TASK PROMPT:
For the word "this", state the number of lines in the data that contain it, and nothing else.

+ + +

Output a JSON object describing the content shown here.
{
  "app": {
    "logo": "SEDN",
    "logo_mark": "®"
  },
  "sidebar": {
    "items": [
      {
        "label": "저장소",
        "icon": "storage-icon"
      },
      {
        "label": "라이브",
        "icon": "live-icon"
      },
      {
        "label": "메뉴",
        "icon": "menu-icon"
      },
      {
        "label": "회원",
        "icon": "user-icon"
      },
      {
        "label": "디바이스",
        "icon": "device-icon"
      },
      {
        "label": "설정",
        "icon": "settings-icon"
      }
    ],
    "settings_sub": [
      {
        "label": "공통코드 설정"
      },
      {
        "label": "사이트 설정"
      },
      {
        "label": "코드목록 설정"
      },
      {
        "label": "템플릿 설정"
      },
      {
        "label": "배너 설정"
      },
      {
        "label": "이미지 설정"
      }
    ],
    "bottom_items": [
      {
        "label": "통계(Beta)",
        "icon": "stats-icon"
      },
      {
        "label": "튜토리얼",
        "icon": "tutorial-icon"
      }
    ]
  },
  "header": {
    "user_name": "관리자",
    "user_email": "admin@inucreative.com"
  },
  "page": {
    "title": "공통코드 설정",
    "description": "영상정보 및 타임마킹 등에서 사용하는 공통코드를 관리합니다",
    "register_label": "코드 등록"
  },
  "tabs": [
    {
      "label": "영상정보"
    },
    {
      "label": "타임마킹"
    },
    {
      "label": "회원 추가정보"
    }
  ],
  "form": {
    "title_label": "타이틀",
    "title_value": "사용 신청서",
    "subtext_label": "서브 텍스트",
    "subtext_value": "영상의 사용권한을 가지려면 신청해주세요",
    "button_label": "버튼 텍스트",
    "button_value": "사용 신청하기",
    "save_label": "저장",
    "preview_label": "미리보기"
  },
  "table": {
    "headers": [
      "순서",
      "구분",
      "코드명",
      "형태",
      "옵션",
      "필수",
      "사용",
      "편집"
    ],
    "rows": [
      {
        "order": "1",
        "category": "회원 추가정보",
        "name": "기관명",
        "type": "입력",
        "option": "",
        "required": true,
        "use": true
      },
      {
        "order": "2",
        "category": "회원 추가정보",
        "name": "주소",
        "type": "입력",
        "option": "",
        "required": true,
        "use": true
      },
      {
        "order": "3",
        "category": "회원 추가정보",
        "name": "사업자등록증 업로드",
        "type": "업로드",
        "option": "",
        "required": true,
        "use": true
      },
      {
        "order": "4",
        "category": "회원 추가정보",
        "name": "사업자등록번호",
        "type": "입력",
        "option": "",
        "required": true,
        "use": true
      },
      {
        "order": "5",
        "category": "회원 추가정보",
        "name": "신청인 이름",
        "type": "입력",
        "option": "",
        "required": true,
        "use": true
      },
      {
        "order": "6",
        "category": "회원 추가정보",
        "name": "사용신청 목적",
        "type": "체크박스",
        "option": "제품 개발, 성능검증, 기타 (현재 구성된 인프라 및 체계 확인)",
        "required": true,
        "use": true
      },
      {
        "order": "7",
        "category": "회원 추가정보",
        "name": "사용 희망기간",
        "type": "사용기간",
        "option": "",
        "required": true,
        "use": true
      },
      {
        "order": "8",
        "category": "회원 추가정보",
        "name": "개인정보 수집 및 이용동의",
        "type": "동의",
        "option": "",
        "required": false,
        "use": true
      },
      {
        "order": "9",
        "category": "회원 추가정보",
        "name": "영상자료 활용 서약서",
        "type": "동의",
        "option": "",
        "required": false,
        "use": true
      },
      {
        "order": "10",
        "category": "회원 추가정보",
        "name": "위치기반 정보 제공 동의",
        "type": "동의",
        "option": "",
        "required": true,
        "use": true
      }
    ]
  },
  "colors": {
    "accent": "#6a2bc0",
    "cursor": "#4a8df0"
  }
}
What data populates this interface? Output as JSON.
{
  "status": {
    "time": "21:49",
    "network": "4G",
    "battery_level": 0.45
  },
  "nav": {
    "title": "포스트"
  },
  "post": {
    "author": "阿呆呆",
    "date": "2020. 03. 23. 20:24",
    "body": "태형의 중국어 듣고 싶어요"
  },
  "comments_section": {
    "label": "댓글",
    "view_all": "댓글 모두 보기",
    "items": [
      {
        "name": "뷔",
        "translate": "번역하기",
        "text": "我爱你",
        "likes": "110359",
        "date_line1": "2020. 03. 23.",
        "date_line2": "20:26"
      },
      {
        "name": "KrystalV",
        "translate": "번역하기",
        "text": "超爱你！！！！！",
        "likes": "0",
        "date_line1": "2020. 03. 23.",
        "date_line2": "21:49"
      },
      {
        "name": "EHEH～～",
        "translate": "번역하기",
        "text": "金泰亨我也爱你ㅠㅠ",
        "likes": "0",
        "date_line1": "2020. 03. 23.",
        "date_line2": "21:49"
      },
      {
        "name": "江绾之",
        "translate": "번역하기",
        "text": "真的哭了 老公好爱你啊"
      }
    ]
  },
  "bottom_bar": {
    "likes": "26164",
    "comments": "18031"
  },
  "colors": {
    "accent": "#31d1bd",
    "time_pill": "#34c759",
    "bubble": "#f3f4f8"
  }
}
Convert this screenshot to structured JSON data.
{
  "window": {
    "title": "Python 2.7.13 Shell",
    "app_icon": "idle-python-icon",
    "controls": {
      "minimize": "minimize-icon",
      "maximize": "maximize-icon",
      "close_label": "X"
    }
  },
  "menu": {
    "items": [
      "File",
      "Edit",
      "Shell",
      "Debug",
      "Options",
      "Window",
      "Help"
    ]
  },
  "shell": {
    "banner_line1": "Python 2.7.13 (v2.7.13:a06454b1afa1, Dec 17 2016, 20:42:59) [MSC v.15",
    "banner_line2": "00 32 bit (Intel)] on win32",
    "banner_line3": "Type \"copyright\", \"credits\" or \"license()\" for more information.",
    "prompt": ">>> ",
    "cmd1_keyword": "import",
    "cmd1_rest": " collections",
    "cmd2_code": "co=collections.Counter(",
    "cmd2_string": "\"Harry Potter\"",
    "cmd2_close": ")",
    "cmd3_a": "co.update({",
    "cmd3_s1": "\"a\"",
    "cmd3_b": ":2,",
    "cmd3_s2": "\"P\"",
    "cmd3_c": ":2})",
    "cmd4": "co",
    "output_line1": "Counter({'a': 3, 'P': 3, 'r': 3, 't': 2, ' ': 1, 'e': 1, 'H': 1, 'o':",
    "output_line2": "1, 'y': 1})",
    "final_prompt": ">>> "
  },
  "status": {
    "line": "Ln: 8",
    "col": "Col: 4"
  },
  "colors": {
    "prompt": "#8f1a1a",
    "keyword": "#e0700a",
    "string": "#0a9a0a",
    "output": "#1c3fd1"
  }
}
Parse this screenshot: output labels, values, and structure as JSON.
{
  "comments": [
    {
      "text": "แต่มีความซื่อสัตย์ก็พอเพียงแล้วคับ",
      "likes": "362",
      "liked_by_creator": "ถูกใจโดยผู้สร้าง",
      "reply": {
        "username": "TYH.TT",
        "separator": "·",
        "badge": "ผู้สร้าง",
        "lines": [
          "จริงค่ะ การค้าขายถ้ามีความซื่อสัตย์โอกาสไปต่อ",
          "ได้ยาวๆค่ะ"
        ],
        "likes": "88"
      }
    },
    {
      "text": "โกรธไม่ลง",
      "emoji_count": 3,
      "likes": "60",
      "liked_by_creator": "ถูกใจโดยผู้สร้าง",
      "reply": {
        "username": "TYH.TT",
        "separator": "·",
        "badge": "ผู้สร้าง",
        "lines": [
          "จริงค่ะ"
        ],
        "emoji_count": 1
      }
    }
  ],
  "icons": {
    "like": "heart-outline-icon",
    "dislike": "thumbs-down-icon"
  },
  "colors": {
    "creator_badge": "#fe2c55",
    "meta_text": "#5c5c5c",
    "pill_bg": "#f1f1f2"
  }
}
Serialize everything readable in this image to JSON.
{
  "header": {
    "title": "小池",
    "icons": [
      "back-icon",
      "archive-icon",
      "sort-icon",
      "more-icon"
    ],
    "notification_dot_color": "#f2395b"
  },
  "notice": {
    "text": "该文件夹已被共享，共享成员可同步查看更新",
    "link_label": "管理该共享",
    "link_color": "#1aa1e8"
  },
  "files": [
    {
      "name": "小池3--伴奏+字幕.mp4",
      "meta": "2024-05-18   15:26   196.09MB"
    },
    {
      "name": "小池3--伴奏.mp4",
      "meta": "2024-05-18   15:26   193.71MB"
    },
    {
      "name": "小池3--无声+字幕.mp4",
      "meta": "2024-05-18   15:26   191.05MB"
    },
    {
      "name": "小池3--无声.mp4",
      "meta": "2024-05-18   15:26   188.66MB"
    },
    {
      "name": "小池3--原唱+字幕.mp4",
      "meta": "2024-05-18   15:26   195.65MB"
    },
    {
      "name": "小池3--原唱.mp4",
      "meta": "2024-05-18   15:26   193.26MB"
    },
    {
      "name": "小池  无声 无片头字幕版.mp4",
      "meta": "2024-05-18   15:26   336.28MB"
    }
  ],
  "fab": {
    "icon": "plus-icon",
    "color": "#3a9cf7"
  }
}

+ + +

EXERCISE SOLUTION:
4